EECS20N: Signals and Systems

Musical scale

The frequencies 440Hz and 880Hz both correspond to the musical note A, but one octave apart. The next higher A in the musical scale would have the frequency 1760Hz, twice 880Hz. In the western musical scale, there are 12 notes in every octave. These notes are evenly distributed (geometrically), so the next note above A, which is B flat, has frequency 440 × β where β is the twelfth root of two, or approximately 1.0595. The next note above B flat, which is B, has frequency 440 × β 2.

 A 440 B flat 466 B 494 C 523 C sharp 554 D 587 D sharp 622 E 659 F 698 F sharp 740 G 784 A flat 831 A 880
Left is a table of the complete musical scale between middle A and A-880. Each frequency is β times the frequency above it. The applet on the previous page has a button that you can use to play the musical scale.

The psychoacoustic properties of the musical scale are fascinating. The musical scale is based on our perception of frequency, and harmonic relationships between frequencies. The choice of 12 evenly spaced notes is based on the so-called circle of fifths.

Frequencies that are harmonically related tend to sound good together. In the following applet, you can combine any set of frequencies in the scale.

If you were able to run applets, you would have a Scale demo here.

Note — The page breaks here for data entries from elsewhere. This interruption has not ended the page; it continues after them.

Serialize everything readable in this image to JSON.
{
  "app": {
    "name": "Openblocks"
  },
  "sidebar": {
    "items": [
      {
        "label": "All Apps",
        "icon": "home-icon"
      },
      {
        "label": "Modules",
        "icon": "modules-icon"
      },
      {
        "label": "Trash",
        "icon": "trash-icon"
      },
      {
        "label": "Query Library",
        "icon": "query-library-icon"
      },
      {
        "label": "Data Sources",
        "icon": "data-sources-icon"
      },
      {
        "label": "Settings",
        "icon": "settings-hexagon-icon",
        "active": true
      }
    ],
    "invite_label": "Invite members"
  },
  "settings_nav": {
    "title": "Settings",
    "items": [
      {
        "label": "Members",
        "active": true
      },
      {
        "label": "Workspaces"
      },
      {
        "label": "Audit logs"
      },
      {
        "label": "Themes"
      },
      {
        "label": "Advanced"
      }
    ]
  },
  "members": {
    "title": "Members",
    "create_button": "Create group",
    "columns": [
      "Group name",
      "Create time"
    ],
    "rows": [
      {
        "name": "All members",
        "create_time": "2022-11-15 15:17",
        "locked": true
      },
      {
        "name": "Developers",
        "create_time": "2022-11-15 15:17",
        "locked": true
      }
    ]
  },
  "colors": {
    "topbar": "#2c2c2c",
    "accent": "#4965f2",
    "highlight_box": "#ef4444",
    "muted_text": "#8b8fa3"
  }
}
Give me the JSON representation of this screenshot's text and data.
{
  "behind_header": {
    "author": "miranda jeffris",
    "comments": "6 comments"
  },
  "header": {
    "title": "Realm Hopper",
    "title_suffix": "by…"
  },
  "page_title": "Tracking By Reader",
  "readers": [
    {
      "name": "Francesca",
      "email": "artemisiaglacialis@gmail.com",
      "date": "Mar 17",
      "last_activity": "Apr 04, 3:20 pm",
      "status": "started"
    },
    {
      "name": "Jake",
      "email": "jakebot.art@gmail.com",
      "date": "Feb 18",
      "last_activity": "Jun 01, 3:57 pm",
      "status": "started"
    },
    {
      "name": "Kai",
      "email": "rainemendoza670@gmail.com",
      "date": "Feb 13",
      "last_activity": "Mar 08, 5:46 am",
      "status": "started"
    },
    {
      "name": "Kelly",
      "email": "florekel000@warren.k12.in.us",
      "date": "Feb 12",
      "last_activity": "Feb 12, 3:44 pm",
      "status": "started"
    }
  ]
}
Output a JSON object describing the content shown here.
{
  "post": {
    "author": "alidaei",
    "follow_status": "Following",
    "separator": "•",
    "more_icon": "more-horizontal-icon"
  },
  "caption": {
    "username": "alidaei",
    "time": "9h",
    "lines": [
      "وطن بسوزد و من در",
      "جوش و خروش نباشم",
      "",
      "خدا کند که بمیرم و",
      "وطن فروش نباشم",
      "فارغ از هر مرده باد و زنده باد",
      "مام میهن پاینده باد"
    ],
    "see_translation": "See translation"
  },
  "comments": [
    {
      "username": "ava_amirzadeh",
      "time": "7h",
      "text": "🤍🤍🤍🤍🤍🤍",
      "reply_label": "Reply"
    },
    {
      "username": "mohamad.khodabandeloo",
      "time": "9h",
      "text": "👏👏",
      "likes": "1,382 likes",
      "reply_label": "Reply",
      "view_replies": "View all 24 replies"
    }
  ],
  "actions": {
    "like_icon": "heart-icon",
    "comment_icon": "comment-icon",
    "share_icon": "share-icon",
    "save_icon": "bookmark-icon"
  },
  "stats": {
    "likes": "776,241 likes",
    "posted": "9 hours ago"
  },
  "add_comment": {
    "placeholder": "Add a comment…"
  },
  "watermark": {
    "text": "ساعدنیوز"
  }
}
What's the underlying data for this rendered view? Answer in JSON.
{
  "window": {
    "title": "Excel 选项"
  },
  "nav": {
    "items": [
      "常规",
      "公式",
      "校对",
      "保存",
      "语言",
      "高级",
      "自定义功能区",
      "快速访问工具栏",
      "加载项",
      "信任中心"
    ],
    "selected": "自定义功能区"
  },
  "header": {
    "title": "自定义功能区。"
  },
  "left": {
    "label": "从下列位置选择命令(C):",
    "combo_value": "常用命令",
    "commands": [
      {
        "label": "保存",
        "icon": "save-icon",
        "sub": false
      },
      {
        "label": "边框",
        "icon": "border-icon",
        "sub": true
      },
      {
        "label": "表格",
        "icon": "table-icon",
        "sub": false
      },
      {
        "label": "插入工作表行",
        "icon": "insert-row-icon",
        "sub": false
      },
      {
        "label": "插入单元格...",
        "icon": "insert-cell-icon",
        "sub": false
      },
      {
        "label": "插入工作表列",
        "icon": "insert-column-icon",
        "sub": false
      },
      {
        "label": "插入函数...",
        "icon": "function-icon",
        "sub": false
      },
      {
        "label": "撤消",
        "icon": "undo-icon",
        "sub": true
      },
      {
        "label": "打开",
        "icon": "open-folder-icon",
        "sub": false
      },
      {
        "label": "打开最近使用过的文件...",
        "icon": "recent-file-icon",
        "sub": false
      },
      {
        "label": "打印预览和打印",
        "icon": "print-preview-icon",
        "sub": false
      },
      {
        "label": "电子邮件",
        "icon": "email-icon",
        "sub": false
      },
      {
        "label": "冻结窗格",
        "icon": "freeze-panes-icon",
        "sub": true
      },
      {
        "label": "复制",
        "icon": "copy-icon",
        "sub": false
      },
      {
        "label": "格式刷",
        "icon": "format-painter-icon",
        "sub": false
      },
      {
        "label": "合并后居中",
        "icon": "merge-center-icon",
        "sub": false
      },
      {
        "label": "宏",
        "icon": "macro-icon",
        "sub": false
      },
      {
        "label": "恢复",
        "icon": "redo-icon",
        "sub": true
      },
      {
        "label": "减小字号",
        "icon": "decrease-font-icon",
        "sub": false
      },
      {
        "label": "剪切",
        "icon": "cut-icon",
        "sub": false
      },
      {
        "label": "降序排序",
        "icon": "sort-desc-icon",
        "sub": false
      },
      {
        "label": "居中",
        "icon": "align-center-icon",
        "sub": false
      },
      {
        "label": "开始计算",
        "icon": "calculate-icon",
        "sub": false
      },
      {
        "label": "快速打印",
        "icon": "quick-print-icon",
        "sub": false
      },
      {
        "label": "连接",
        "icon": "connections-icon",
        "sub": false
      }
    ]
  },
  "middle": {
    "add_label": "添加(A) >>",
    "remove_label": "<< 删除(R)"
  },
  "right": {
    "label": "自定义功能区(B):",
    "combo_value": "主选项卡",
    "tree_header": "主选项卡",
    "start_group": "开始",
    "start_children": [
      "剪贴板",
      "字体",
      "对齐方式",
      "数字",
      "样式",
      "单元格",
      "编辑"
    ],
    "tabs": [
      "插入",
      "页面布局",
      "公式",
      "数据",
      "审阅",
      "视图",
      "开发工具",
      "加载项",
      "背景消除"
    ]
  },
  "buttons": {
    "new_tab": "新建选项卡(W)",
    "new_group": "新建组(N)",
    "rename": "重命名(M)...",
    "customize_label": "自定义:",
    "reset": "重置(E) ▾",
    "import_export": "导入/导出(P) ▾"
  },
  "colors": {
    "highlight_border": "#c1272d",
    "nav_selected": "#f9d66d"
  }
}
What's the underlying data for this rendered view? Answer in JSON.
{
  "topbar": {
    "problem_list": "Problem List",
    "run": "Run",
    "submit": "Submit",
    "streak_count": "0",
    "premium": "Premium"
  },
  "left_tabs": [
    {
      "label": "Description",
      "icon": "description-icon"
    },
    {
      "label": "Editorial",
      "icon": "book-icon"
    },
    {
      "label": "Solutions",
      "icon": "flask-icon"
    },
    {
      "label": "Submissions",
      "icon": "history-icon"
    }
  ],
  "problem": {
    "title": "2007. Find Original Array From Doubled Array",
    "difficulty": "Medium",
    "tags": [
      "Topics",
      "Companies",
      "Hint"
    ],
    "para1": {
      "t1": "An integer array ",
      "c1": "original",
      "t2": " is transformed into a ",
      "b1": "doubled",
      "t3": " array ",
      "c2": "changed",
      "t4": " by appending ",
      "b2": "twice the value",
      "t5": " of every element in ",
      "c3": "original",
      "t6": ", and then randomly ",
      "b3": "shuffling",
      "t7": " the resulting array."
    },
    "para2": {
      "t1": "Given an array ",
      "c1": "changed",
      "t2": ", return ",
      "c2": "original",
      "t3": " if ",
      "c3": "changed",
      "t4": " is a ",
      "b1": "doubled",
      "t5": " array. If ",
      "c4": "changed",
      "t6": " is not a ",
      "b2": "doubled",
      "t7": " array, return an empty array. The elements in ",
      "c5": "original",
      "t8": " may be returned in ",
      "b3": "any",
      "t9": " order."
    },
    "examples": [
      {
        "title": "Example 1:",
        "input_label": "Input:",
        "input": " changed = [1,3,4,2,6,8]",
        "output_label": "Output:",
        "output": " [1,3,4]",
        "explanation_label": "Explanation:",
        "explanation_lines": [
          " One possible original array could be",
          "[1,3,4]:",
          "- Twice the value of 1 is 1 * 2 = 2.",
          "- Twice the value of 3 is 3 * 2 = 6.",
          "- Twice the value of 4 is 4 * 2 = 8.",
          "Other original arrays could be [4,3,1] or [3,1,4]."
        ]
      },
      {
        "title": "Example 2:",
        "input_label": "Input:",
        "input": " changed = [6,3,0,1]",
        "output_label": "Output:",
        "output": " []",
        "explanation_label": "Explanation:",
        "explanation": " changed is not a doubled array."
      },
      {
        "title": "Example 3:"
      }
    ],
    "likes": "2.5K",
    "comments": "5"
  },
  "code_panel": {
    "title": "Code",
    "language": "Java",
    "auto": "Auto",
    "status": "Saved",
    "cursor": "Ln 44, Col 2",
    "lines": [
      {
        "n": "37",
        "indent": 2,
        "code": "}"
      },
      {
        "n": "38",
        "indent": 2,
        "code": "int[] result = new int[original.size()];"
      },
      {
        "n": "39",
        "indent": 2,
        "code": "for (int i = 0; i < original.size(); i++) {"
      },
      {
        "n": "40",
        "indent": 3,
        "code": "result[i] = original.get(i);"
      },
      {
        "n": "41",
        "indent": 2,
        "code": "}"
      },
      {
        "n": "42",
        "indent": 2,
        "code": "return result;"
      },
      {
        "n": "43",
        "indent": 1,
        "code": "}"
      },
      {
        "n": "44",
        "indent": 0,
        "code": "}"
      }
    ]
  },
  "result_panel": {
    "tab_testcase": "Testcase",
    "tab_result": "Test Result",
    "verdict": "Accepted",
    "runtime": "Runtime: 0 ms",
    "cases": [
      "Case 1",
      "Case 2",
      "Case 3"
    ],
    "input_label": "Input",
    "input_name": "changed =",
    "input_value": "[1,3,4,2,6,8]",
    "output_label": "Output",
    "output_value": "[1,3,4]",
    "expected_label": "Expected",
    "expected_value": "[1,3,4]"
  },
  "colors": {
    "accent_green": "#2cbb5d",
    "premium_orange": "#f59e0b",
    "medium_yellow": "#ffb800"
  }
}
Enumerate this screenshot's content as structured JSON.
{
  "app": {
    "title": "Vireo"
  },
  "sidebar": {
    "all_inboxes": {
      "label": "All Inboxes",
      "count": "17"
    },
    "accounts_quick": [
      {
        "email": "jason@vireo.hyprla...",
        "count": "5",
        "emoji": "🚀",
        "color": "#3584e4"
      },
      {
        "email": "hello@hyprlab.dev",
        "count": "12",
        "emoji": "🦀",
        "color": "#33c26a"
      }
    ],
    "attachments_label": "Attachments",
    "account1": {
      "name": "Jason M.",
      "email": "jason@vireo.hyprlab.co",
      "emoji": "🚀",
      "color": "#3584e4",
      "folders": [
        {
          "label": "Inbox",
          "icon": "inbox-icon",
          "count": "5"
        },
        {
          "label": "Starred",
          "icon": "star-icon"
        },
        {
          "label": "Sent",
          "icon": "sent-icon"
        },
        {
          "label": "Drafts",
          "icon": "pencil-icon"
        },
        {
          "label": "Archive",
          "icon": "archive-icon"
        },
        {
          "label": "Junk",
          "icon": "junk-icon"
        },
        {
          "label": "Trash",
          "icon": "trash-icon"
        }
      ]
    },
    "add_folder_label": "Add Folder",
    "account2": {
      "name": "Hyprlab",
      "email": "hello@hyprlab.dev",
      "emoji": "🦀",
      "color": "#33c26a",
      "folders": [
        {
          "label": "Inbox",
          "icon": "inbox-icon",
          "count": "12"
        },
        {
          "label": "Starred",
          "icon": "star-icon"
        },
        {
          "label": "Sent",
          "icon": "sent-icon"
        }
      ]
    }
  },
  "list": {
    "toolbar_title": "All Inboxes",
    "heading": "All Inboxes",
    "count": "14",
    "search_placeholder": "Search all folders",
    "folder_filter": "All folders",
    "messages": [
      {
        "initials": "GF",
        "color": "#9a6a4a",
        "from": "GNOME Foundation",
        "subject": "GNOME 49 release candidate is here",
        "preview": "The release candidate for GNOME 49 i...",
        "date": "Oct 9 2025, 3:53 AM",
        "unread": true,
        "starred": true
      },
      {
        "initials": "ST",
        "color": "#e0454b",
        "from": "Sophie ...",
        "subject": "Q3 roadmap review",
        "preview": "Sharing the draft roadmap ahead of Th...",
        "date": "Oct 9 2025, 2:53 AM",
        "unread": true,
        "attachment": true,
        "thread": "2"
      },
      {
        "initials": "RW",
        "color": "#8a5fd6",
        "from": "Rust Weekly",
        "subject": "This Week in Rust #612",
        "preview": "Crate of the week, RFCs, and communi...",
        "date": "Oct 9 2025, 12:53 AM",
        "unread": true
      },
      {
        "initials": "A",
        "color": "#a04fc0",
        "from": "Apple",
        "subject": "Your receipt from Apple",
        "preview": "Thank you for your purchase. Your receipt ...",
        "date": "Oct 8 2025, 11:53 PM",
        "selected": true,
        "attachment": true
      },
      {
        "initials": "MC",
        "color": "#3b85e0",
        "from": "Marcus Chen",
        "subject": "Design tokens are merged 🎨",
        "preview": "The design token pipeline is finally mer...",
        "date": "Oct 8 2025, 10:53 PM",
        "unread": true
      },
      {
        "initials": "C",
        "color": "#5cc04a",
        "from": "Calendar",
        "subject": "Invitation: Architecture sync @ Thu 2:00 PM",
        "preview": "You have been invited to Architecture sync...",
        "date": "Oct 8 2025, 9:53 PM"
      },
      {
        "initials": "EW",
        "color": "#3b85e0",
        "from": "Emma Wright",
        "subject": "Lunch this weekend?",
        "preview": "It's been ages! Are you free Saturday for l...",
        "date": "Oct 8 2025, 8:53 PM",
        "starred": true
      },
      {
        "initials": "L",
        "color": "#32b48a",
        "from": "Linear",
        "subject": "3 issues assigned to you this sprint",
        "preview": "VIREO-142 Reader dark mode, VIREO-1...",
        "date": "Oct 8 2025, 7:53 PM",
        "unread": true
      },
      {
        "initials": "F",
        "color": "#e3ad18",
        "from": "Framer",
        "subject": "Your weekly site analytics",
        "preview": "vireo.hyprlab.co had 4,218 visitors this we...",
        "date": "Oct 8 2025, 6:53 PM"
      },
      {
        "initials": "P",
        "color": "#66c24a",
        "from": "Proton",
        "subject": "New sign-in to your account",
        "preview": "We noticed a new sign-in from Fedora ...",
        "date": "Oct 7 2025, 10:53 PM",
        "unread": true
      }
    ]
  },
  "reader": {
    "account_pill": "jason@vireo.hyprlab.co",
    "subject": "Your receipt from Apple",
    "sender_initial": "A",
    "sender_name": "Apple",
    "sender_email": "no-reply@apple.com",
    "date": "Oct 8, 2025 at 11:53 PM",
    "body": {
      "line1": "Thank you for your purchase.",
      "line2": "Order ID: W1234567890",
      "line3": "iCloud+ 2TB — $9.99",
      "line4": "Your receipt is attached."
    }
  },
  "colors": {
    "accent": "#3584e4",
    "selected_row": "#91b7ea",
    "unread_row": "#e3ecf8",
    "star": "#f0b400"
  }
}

The blue waveform is the sound you hear, which is a combination of the other (pure tone) waveforms. Try combining A, C sharp, and E. If you have a musical ear, you will recognize this as a major triad. What is special about this frequency combination? Notice that the following frequencies all correspond to the note A:

440,
440 × 2 = 880,
880 × 2 = 1760,
1760 × 2 = 3520.

What about 440 × 3 = 1320? Notice that 1320/2 = 660, which is almost exactly the E in the scale at the left. Thus, 440 × 3 is the note E, one octave above the E immediately above A-440. E and A are harmonically related, and to most people, they sound good together. It is because

440 × 3 ≈ 659 × 2

For somewhat more arcane reasons, the interval between A and E, which is a frequency rise of 3/2, is called a fifth. The note 3/2 above E has frequency 988, which is an octave above B-494. Another 3/2 above that is approximately F sharp (740 Hz). Continuing in this fashion, multiplying frequencies by 3/2, and then possibly dividing by two, you can approximately trace the twelve notes of the scale. This progression is called the circle of fifths. The notion of key in music and a scale are based on this circle of fifths.

Where does the C sharp come from in the major triad? Notice that

440 × 5 ≈ 554 × 4.

Among all the harmonic relationships in the scale, A, C sharp, and E have among the simplest. This possibly accounts for the predominance of the major triad in western music.

A major triad can be written as a sum of sinusoids

s(t) = sin(440× 2π t) + sin(554 × 2π t) + sin(659× 2π t).

The human ear hears frequencies. Musical sounds such as chords can be characterized as sums of pure tones. Of course, truly musical sounds are much more complex. For one thing, pure tones are not particularly appealing sounds. Musical instruments produce notes that are more complex than pure tones. The characteristic sound of an instrument is its timbre, and as we shall, some aspects of timbre can also be characterized as sums of sinusoids.